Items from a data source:
+++

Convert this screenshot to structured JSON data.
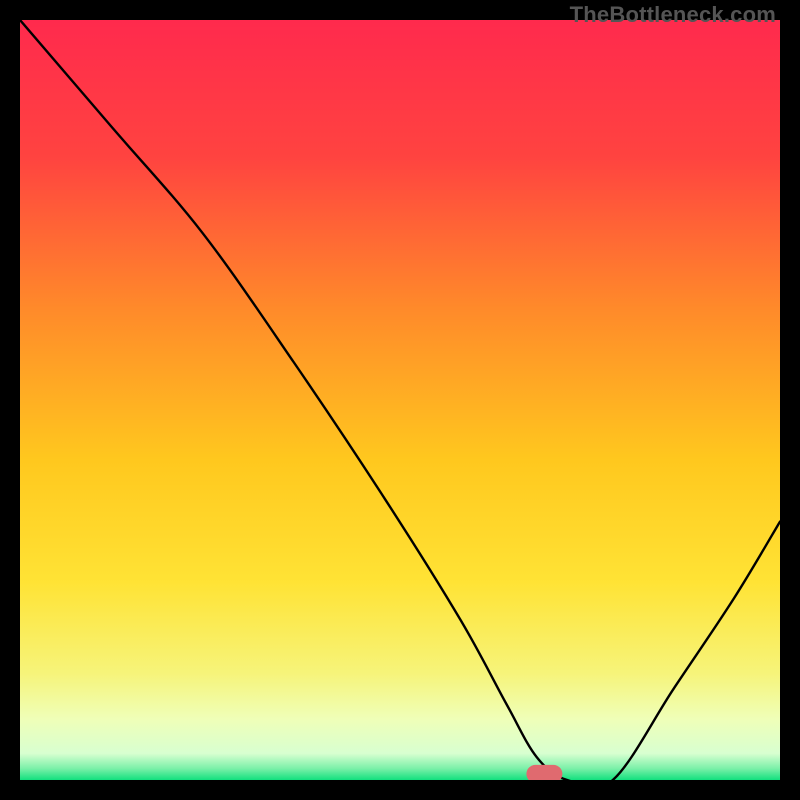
{
  "attribution": "TheBottleneck.com",
  "chart_data": {
    "type": "line",
    "title": "",
    "xlabel": "",
    "ylabel": "",
    "xlim": [
      0,
      100
    ],
    "ylim": [
      0,
      100
    ],
    "grid": false,
    "legend": false,
    "series": [
      {
        "name": "curve",
        "x": [
          0,
          12,
          24,
          36,
          48,
          58,
          64,
          68,
          72,
          78,
          86,
          94,
          100
        ],
        "y": [
          100,
          86,
          72,
          55,
          37,
          21,
          10,
          3,
          0,
          0,
          12,
          24,
          34
        ]
      }
    ],
    "marker": {
      "x": 69,
      "y": 0.8
    },
    "gradient_stops": [
      {
        "pos": 0.0,
        "color": "#ff2a4d"
      },
      {
        "pos": 0.18,
        "color": "#ff4340"
      },
      {
        "pos": 0.38,
        "color": "#ff8a2a"
      },
      {
        "pos": 0.58,
        "color": "#ffc81e"
      },
      {
        "pos": 0.74,
        "color": "#ffe335"
      },
      {
        "pos": 0.86,
        "color": "#f6f47a"
      },
      {
        "pos": 0.92,
        "color": "#efffb8"
      },
      {
        "pos": 0.965,
        "color": "#d8ffd0"
      },
      {
        "pos": 0.985,
        "color": "#7af0a8"
      },
      {
        "pos": 1.0,
        "color": "#12e07e"
      }
    ]
  }
}
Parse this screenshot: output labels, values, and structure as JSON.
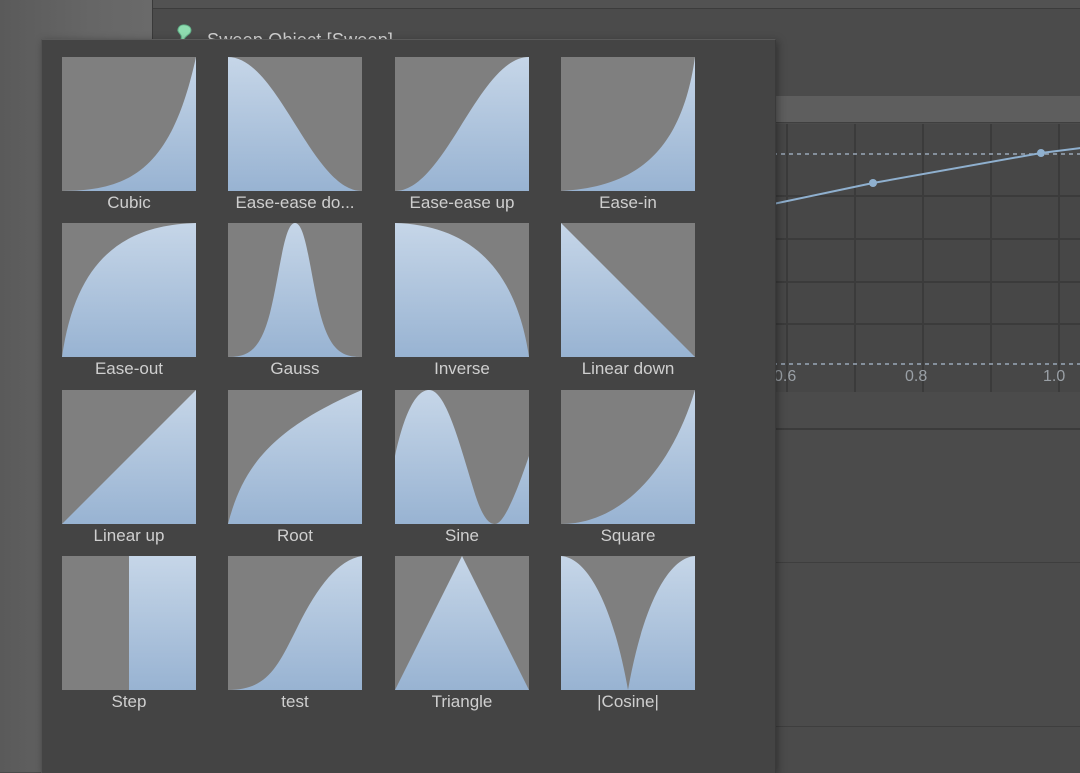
{
  "window": {
    "object_title": "Sweep Object [Sweep]"
  },
  "graph": {
    "tick_labels": [
      "0.6",
      "0.8",
      "1.0"
    ],
    "line_color": "#8fb0cf"
  },
  "colors": {
    "fill_top": "#c6d6e8",
    "fill_bottom": "#98b3d2",
    "thumb_bg": "#7f7f7f",
    "accent_icon": "#8fdcb0"
  },
  "presets": [
    {
      "label": "Cubic",
      "curve": "cubic"
    },
    {
      "label": "Ease-ease do...",
      "curve": "ease-ease-down"
    },
    {
      "label": "Ease-ease up",
      "curve": "ease-ease-up"
    },
    {
      "label": "Ease-in",
      "curve": "ease-in"
    },
    {
      "label": "Ease-out",
      "curve": "ease-out"
    },
    {
      "label": "Gauss",
      "curve": "gauss"
    },
    {
      "label": "Inverse",
      "curve": "inverse"
    },
    {
      "label": "Linear down",
      "curve": "linear-down"
    },
    {
      "label": "Linear up",
      "curve": "linear-up"
    },
    {
      "label": "Root",
      "curve": "root"
    },
    {
      "label": "Sine",
      "curve": "sine"
    },
    {
      "label": "Square",
      "curve": "square"
    },
    {
      "label": "Step",
      "curve": "step"
    },
    {
      "label": "test",
      "curve": "test"
    },
    {
      "label": "Triangle",
      "curve": "triangle"
    },
    {
      "label": "|Cosine|",
      "curve": "abs-cosine"
    }
  ]
}
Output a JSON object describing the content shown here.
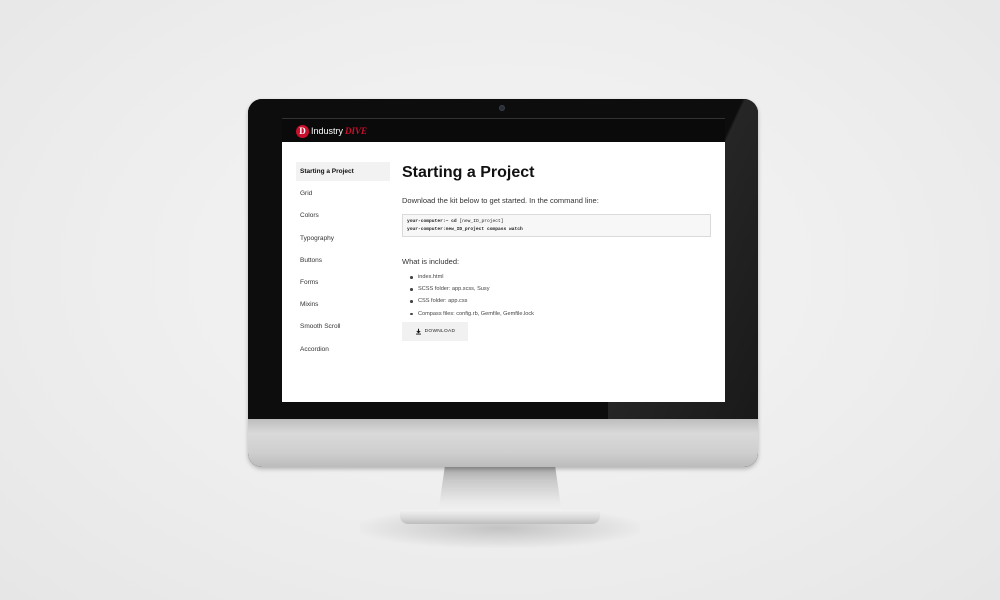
{
  "brand": {
    "logo_mark": "D",
    "logo_text_a": "Industry",
    "logo_text_b": "DIVE",
    "accent": "#c8102e"
  },
  "sidebar": {
    "items": [
      {
        "label": "Starting a Project",
        "active": true
      },
      {
        "label": "Grid"
      },
      {
        "label": "Colors"
      },
      {
        "label": "Typography"
      },
      {
        "label": "Buttons"
      },
      {
        "label": "Forms"
      },
      {
        "label": "Mixins"
      },
      {
        "label": "Smooth Scroll"
      },
      {
        "label": "Accordion"
      }
    ]
  },
  "main": {
    "title": "Starting a Project",
    "intro": "Download the kit below to get started. In the command line:",
    "code": [
      {
        "prompt": "your-computer:~",
        "command": "cd",
        "arg": "[new_ID_project]"
      },
      {
        "prompt": "your-computer:new_ID_project",
        "command": "compass watch",
        "arg": ""
      }
    ],
    "included_label": "What is included:",
    "included": [
      "index.html",
      "SCSS folder: app.scss, Susy",
      "CSS folder: app.css",
      "Compass files: config.rb, Gemfile, Gemfile.lock"
    ],
    "download_label": "DOWNLOAD",
    "download_icon": "download-icon"
  }
}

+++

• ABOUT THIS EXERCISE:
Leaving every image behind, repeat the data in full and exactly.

• ANSWER:
Convert this screenshot to structured JSON data.
{
  "attribution": "TheBottleneck.com",
  "chart_data": {
    "type": "line",
    "title": "",
    "xlabel": "",
    "ylabel": "",
    "xlim": [
      0,
      100
    ],
    "ylim": [
      0,
      100
    ],
    "grid": false,
    "legend": false,
    "series": [
      {
        "name": "curve",
        "x": [
          0,
          12,
          24,
          36,
          48,
          58,
          64,
          68,
          72,
          78,
          86,
          94,
          100
        ],
        "y": [
          100,
          86,
          72,
          55,
          37,
          21,
          10,
          3,
          0,
          0,
          12,
          24,
          34
        ]
      }
    ],
    "marker": {
      "x": 69,
      "y": 0.8
    },
    "gradient_stops": [
      {
        "pos": 0.0,
        "color": "#ff2a4d"
      },
      {
        "pos": 0.18,
        "color": "#ff4340"
      },
      {
        "pos": 0.38,
        "color": "#ff8a2a"
      },
      {
        "pos": 0.58,
        "color": "#ffc81e"
      },
      {
        "pos": 0.74,
        "color": "#ffe335"
      },
      {
        "pos": 0.86,
        "color": "#f6f47a"
      },
      {
        "pos": 0.92,
        "color": "#efffb8"
      },
      {
        "pos": 0.965,
        "color": "#d8ffd0"
      },
      {
        "pos": 0.985,
        "color": "#7af0a8"
      },
      {
        "pos": 1.0,
        "color": "#12e07e"
      }
    ]
  }
}
Parse this screenshot: output labels, values, and structure as JSON.
{
  "window": {
    "object_title": "Sweep Object [Sweep]"
  },
  "graph": {
    "tick_labels": [
      "0.6",
      "0.8",
      "1.0"
    ],
    "line_color": "#8fb0cf"
  },
  "colors": {
    "fill_top": "#c6d6e8",
    "fill_bottom": "#98b3d2",
    "thumb_bg": "#7f7f7f",
    "accent_icon": "#8fdcb0"
  },
  "presets": [
    {
      "label": "Cubic",
      "curve": "cubic"
    },
    {
      "label": "Ease-ease do...",
      "curve": "ease-ease-down"
    },
    {
      "label": "Ease-ease up",
      "curve": "ease-ease-up"
    },
    {
      "label": "Ease-in",
      "curve": "ease-in"
    },
    {
      "label": "Ease-out",
      "curve": "ease-out"
    },
    {
      "label": "Gauss",
      "curve": "gauss"
    },
    {
      "label": "Inverse",
      "curve": "inverse"
    },
    {
      "label": "Linear down",
      "curve": "linear-down"
    },
    {
      "label": "Linear up",
      "curve": "linear-up"
    },
    {
      "label": "Root",
      "curve": "root"
    },
    {
      "label": "Sine",
      "curve": "sine"
    },
    {
      "label": "Square",
      "curve": "square"
    },
    {
      "label": "Step",
      "curve": "step"
    },
    {
      "label": "test",
      "curve": "test"
    },
    {
      "label": "Triangle",
      "curve": "triangle"
    },
    {
      "label": "|Cosine|",
      "curve": "abs-cosine"
    }
  ]
}
Output a JSON object describing the content shown here.
{
  "brand": {
    "logo_mark": "D",
    "logo_text_a": "Industry",
    "logo_text_b": "DIVE",
    "accent": "#c8102e"
  },
  "sidebar": {
    "items": [
      {
        "label": "Starting a Project",
        "active": true
      },
      {
        "label": "Grid"
      },
      {
        "label": "Colors"
      },
      {
        "label": "Typography"
      },
      {
        "label": "Buttons"
      },
      {
        "label": "Forms"
      },
      {
        "label": "Mixins"
      },
      {
        "label": "Smooth Scroll"
      },
      {
        "label": "Accordion"
      }
    ]
  },
  "main": {
    "title": "Starting a Project",
    "intro": "Download the kit below to get started. In the command line:",
    "code": [
      {
        "prompt": "your-computer:~",
        "command": "cd",
        "arg": "[new_ID_project]"
      },
      {
        "prompt": "your-computer:new_ID_project",
        "command": "compass watch",
        "arg": ""
      }
    ],
    "included_label": "What is included:",
    "included": [
      "index.html",
      "SCSS folder: app.scss, Susy",
      "CSS folder: app.css",
      "Compass files: config.rb, Gemfile, Gemfile.lock"
    ],
    "download_label": "DOWNLOAD",
    "download_icon": "download-icon"
  }
}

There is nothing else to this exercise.